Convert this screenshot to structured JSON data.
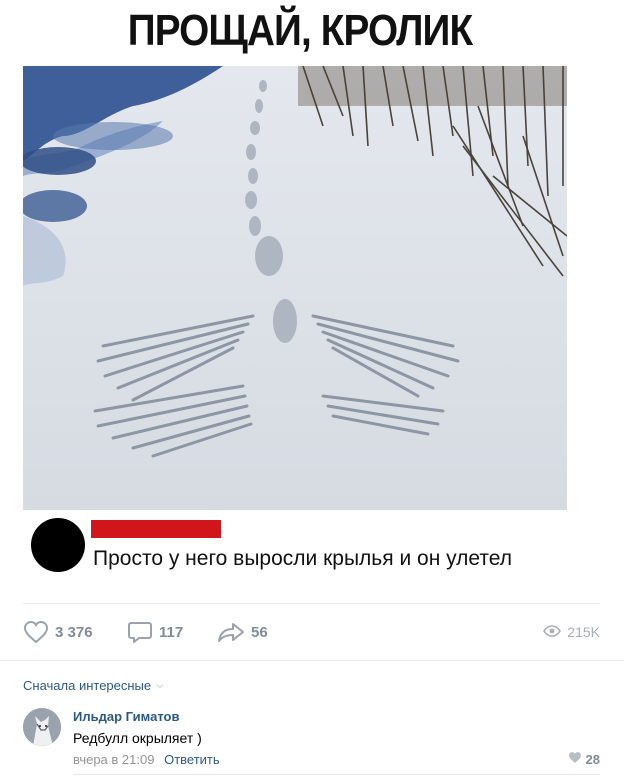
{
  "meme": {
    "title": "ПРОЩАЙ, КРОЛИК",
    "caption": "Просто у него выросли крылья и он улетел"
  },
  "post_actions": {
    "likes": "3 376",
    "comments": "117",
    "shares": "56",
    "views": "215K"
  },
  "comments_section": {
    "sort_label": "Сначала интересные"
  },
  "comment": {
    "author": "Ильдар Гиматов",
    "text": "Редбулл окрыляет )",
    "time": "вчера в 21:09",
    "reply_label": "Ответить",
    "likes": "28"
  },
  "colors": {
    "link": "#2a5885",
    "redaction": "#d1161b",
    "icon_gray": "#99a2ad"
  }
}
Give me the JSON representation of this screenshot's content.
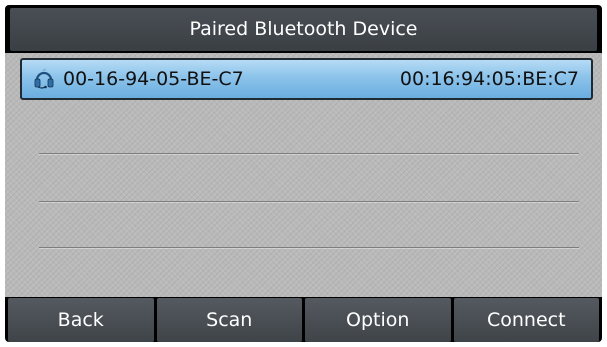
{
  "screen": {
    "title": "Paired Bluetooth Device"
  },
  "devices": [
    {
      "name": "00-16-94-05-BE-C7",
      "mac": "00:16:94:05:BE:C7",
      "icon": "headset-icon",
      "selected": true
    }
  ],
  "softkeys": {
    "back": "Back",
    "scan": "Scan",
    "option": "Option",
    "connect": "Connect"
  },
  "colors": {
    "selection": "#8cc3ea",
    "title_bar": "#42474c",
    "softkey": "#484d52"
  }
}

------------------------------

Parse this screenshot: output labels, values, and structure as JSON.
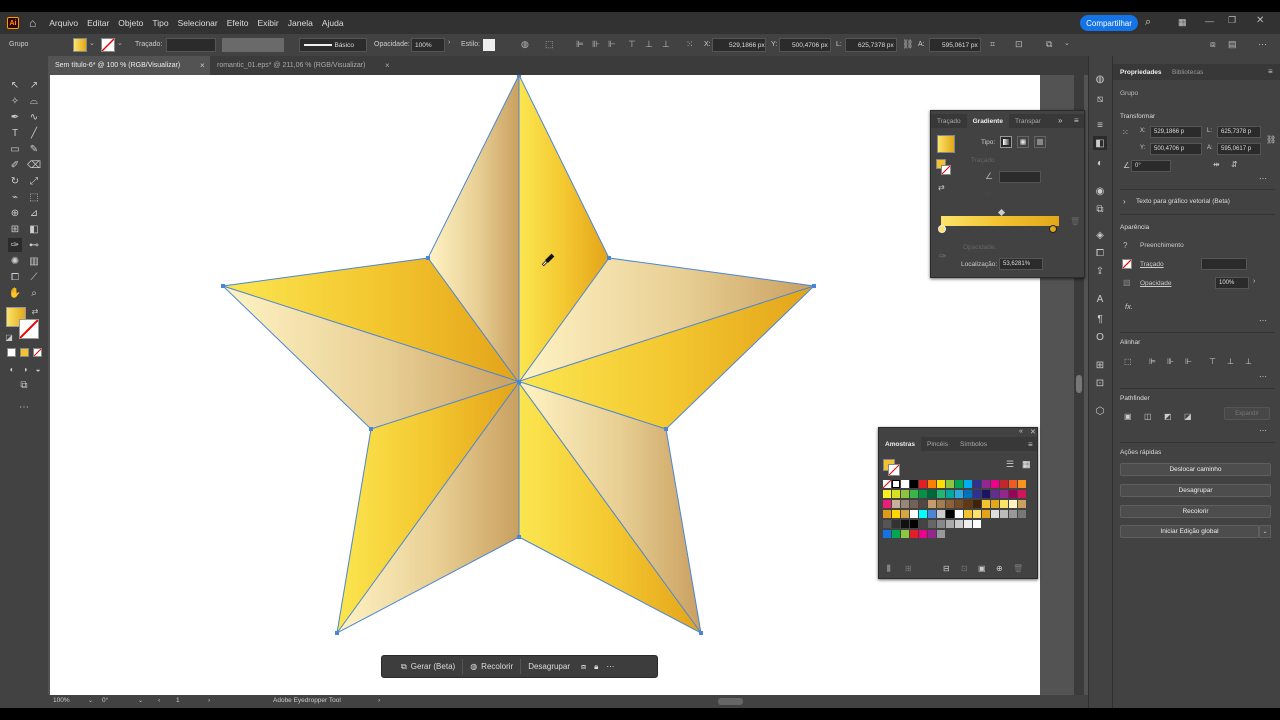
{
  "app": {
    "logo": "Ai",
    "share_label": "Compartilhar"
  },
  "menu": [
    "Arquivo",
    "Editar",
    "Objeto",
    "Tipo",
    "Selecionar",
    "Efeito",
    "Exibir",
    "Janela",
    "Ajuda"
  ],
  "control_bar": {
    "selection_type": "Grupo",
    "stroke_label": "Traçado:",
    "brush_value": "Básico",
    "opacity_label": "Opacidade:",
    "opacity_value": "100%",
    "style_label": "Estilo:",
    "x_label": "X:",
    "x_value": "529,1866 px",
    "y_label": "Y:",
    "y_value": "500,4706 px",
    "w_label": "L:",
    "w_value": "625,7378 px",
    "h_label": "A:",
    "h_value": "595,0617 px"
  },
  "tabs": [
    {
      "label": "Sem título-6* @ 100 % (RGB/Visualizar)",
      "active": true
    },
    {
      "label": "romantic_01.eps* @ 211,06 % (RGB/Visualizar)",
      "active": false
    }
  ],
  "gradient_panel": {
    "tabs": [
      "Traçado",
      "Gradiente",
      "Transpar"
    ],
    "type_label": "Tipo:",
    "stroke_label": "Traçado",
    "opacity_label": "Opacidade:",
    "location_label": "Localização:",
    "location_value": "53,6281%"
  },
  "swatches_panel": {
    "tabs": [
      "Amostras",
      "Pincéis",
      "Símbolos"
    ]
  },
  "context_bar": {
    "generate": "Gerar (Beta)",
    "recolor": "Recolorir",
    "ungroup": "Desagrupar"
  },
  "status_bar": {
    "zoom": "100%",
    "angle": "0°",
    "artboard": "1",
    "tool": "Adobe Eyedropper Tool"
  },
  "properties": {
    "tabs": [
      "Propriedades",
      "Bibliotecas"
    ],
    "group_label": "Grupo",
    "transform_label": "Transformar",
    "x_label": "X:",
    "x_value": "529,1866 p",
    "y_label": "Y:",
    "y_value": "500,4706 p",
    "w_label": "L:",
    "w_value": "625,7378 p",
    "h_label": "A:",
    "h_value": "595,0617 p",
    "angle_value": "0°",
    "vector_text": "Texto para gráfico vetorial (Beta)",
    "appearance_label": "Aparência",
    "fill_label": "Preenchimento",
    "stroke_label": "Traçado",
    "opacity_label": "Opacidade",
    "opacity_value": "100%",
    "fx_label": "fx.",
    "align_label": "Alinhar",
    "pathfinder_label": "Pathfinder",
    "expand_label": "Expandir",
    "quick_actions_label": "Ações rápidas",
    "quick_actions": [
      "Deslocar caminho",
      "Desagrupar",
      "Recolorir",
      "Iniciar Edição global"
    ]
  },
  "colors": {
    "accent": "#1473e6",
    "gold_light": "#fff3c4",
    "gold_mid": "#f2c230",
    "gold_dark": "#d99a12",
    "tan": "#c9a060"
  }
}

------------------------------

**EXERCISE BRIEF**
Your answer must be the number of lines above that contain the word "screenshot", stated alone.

**RESPONSE BOX**
3